On stage were two women wearing black bikinis doing pole dancing, whilst three other women wearing white bikinis took turns to remove their bikini bottoms and perform tricks using their vaginas. At one stage the woman offered us a bat that was to be used to try to hit the ping-pong balls she was about to propel in our direction. We declined and shifted our gaze. However, the happy tourists threw themselves into the challenge with much mirth, even knocking some of the balls back. As the emperor looked on from his portrait on the wall we endured about half an hour of this macabre freak show before stumbling back out onto the street and into the stalls selling cheap t-shirts and knick knacks. It occurred to me then that this was all about consumption: people come to Bangkok to exploit bodies – female bodies – for sexual gratification, for cheap labour. How much did we pay to see these women demean their bodies? Just 150 baht, the equivalent of $5, which included a drink, and which was three times the price we had been quoted for other similar establishments on the street. What price dignity? Jane had attempted to talk to one of the women when she came asking for tips, but the woman would not be drawn into conversation and so the voices of the women remained unknown to us. I fought back tears as we returned to the hostel and had a restless sleep that night, shocked at what I had seen. Should I have gone on the exposure trip? Part of me still agrees with my gut instinct to stay away; another part of me recognises that nothing else could ever have revealed to me the depth of shame and disgust I felt at seeing white tourists delighting in such degrading acts.

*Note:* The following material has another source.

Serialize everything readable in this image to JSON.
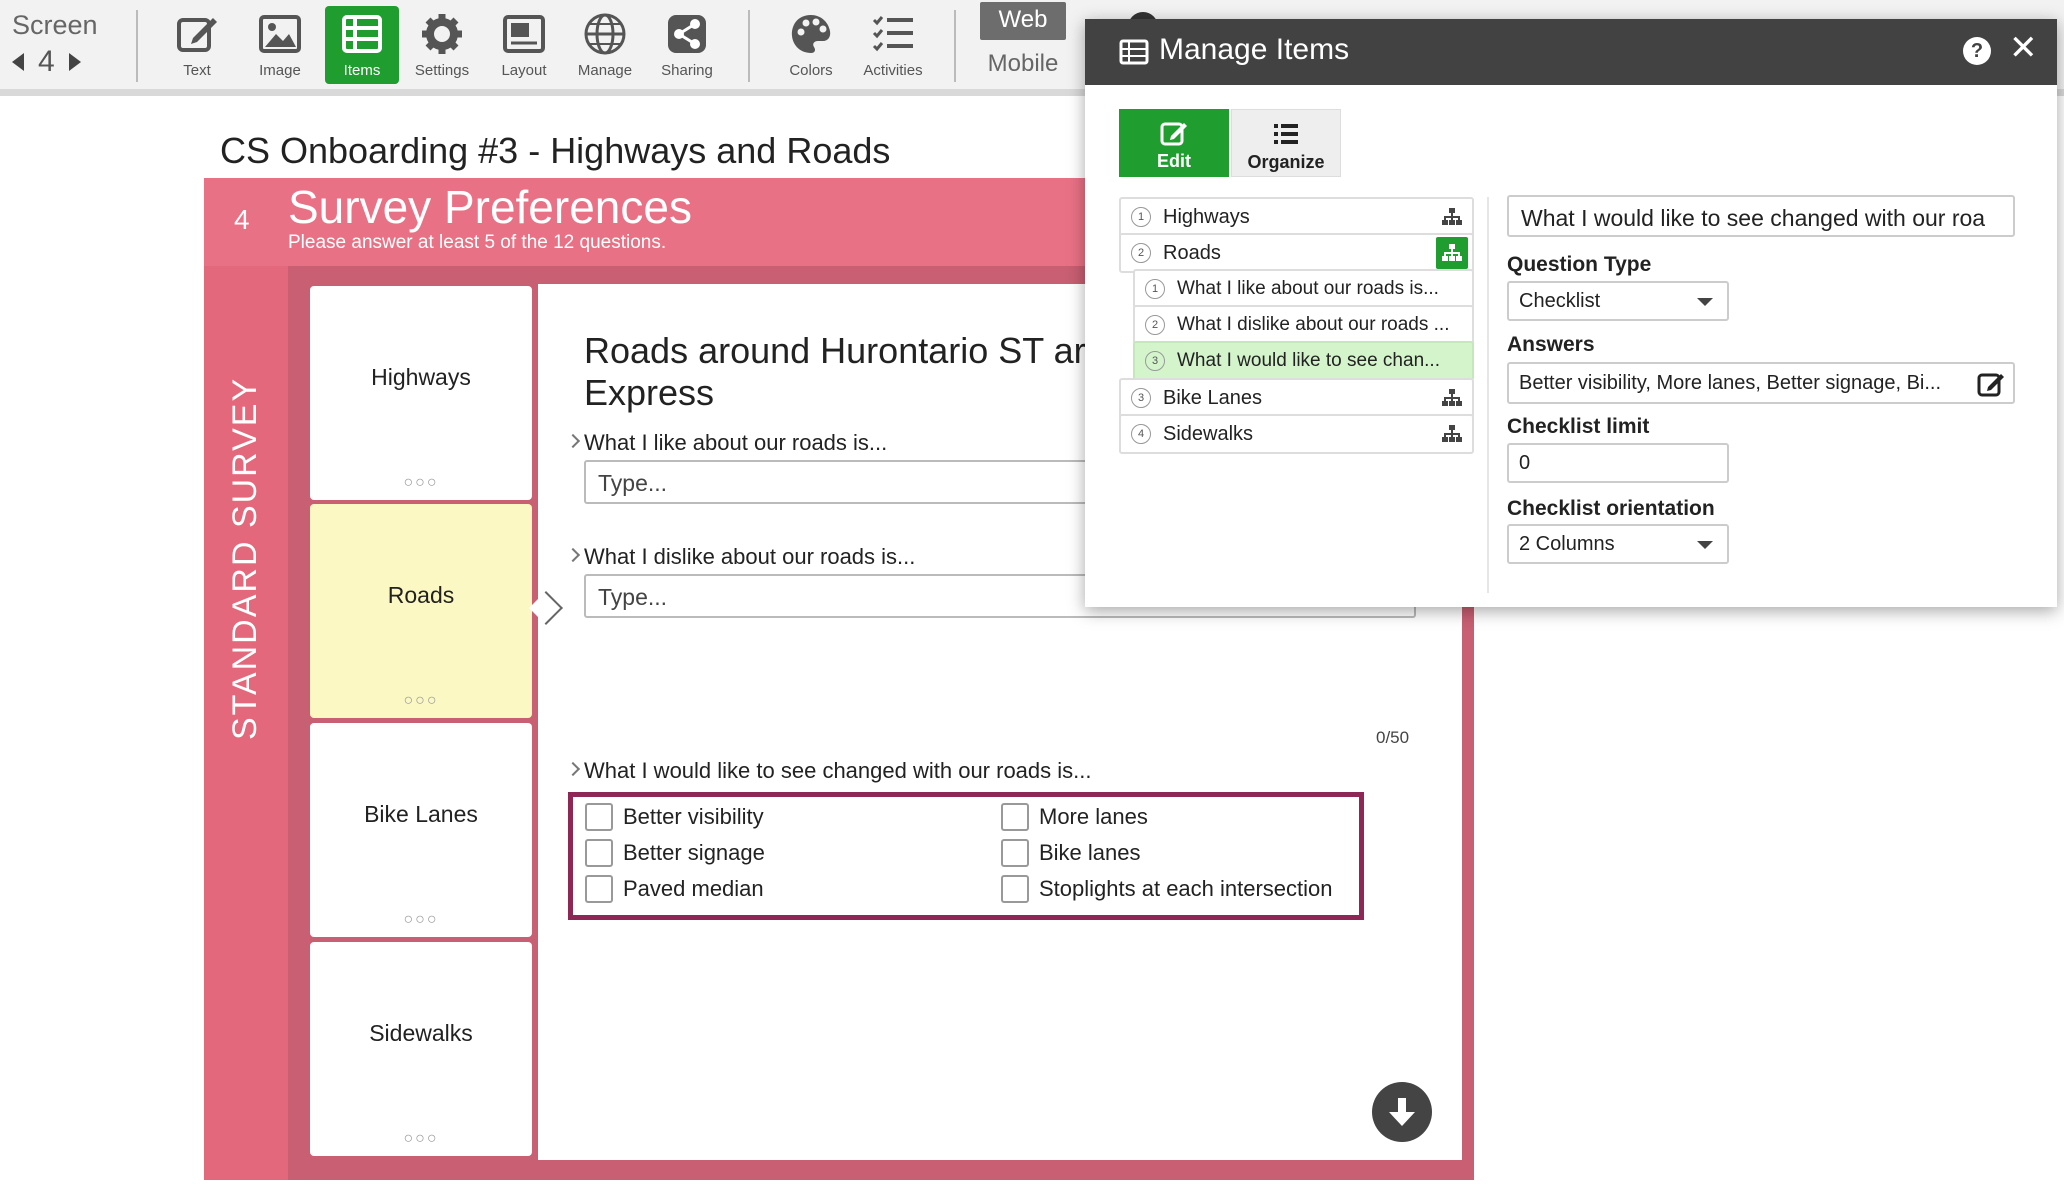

When we looked into the faces of the women at the club we saw tired, bored women who had contempt for those who had come to see them. They had likely been forced into this “work”, probably trafficked from a remote village of Thailand. We mourned the loss of freedom and innocence of these women of Patpong Road just as we mourned for Esther’s sisters who were used and then discarded by the powerful people of their day. We attempted for a short while to enter into the experience of these women and share their sorrow, to imagine what life might be like for those who, because of their beauty and their poverty, are vulnerable within the patriarchy which controls them. The goal of the workshop was to go beyond merely reading the text to consider how women can be liberated and transformed by the Bible. As we lament and pray with our Thai sisters, we in the west can consider how our choices about consumption impact poor Asian women and how our objectification of women’s bodies has spawned an industry that reduces women to their bodily functions and holds men captive to their basest instincts. We can recall that Jesus broke the social taboos of his day by forming relationships with women and giving them active roles in the Jesus movement. We can restore women to their equal place in the Kingdom of Heaven, resisting the assumptions and pervasiveness of patriarchy, and giving priority to the most vulnerable of voiceless women, including Esther’s sisters and the women of Patpong Road. (Jen’s reflection is published in – On The Road entitled as “Mourning Esther’s Sisters on Patpong Road” – Journal of the Anabaptist Association of Australia and New Zealand No. 51, December 2011)